→ WORK TASK
From the entries that follow, list every line in which the string "Live" appears.
====== WORKING DATA
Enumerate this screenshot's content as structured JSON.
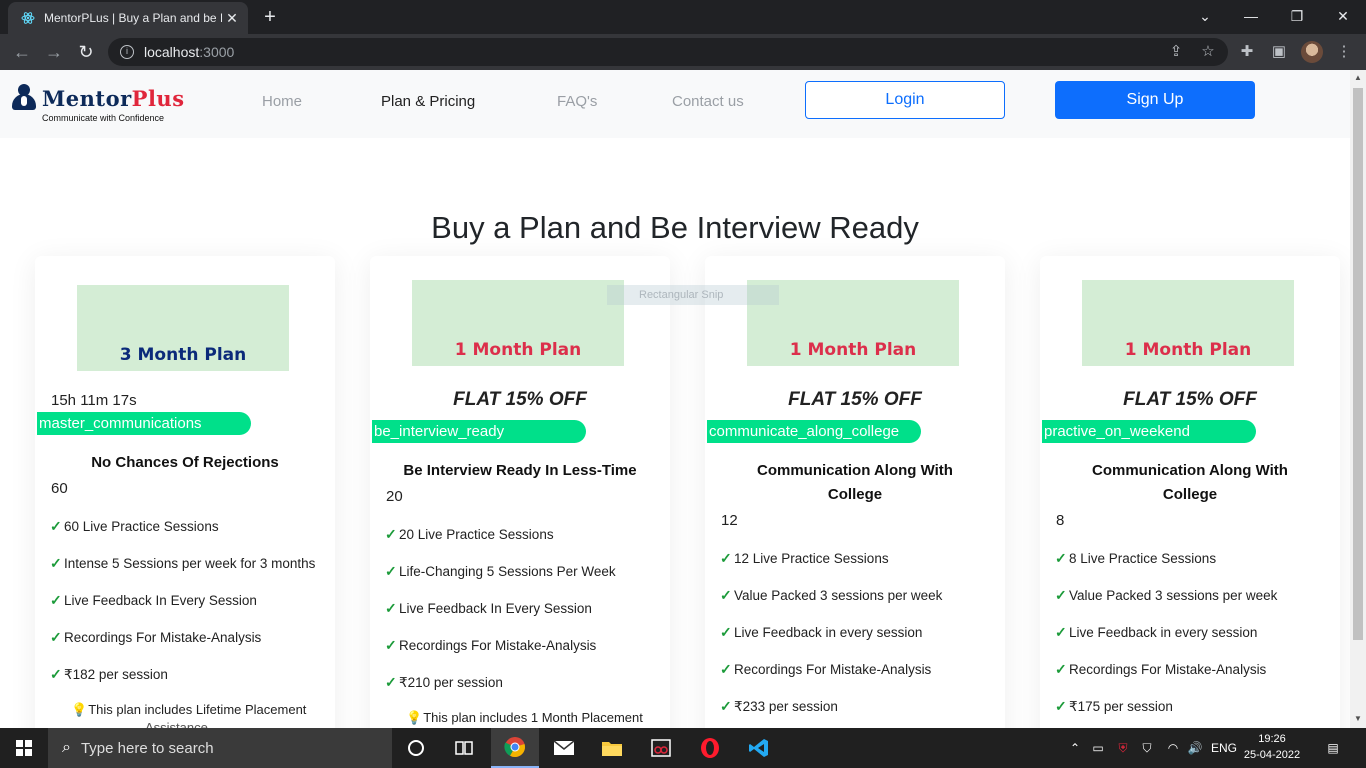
{
  "browser": {
    "tab_title": "MentorPLus | Buy a Plan and be I",
    "tab_close": "✕",
    "new_tab": "+",
    "url_host": "localhost",
    "url_port": ":3000",
    "win_min": "⌄",
    "win_minimize": "—",
    "win_restore": "❐",
    "win_close": "✕"
  },
  "navbar": {
    "brand_main": "Mentor",
    "brand_plus": "Plus",
    "tagline": "Communicate with Confidence",
    "links": [
      "Home",
      "Plan & Pricing",
      "FAQ's",
      "Contact us"
    ],
    "login": "Login",
    "signup": "Sign Up"
  },
  "heading": "Buy a Plan and Be Interview Ready",
  "snip_overlay": "Rectangular Snip",
  "cards": [
    {
      "banner": "3 Month Plan",
      "timer": "15h 11m 17s",
      "code": "master_communications",
      "title": "No Chances Of Rejections",
      "sessions": "60",
      "features": [
        "60 Live Practice Sessions",
        "Intense 5 Sessions per week for 3 months",
        "Live Feedback In Every Session",
        "Recordings For Mistake-Analysis",
        "₹182 per session"
      ],
      "note": "This plan includes Lifetime Placement",
      "note_cont": "Assistance"
    },
    {
      "banner": "1 Month Plan",
      "offer": "FLAT 15% OFF",
      "code": "be_interview_ready",
      "title": "Be Interview Ready In Less-Time",
      "sessions": "20",
      "features": [
        "20 Live Practice Sessions",
        "Life-Changing 5 Sessions Per Week",
        "Live Feedback In Every Session",
        "Recordings For Mistake-Analysis",
        "₹210 per session"
      ],
      "note": "This plan includes 1 Month Placement"
    },
    {
      "banner": "1 Month Plan",
      "offer": "FLAT 15% OFF",
      "code": "communicate_along_college",
      "title_line1": "Communication Along With",
      "title_line2": "College",
      "sessions": "12",
      "features": [
        "12 Live Practice Sessions",
        "Value Packed 3 sessions per week",
        "Live Feedback in every session",
        "Recordings For Mistake-Analysis",
        "₹233 per session"
      ]
    },
    {
      "banner": "1 Month Plan",
      "offer": "FLAT 15% OFF",
      "code": "practive_on_weekend",
      "title_line1": "Communication Along With",
      "title_line2": "College",
      "sessions": "8",
      "features": [
        "8 Live Practice Sessions",
        "Value Packed 3 sessions per week",
        "Live Feedback in every session",
        "Recordings For Mistake-Analysis",
        "₹175 per session"
      ]
    }
  ],
  "taskbar": {
    "search_placeholder": "Type here to search",
    "lang": "ENG",
    "time": "19:26",
    "date": "25-04-2022"
  },
  "colors": {
    "primary": "#0d6efd",
    "promo_pill": "#00e08a",
    "banner_bg": "#d4edd5",
    "banner_blue_text": "#0b2a7a",
    "banner_red_text": "#dc2f4b",
    "check": "#1c9b3a"
  }
}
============
→ SOLVED PROBLEM
        "60 Live Practice Sessions",
        "Live Feedback In Every Session",
        "20 Live Practice Sessions",
        "Live Feedback In Every Session",
        "12 Live Practice Sessions",
        "Live Feedback in every session",
        "8 Live Practice Sessions",
        "Live Feedback in every session",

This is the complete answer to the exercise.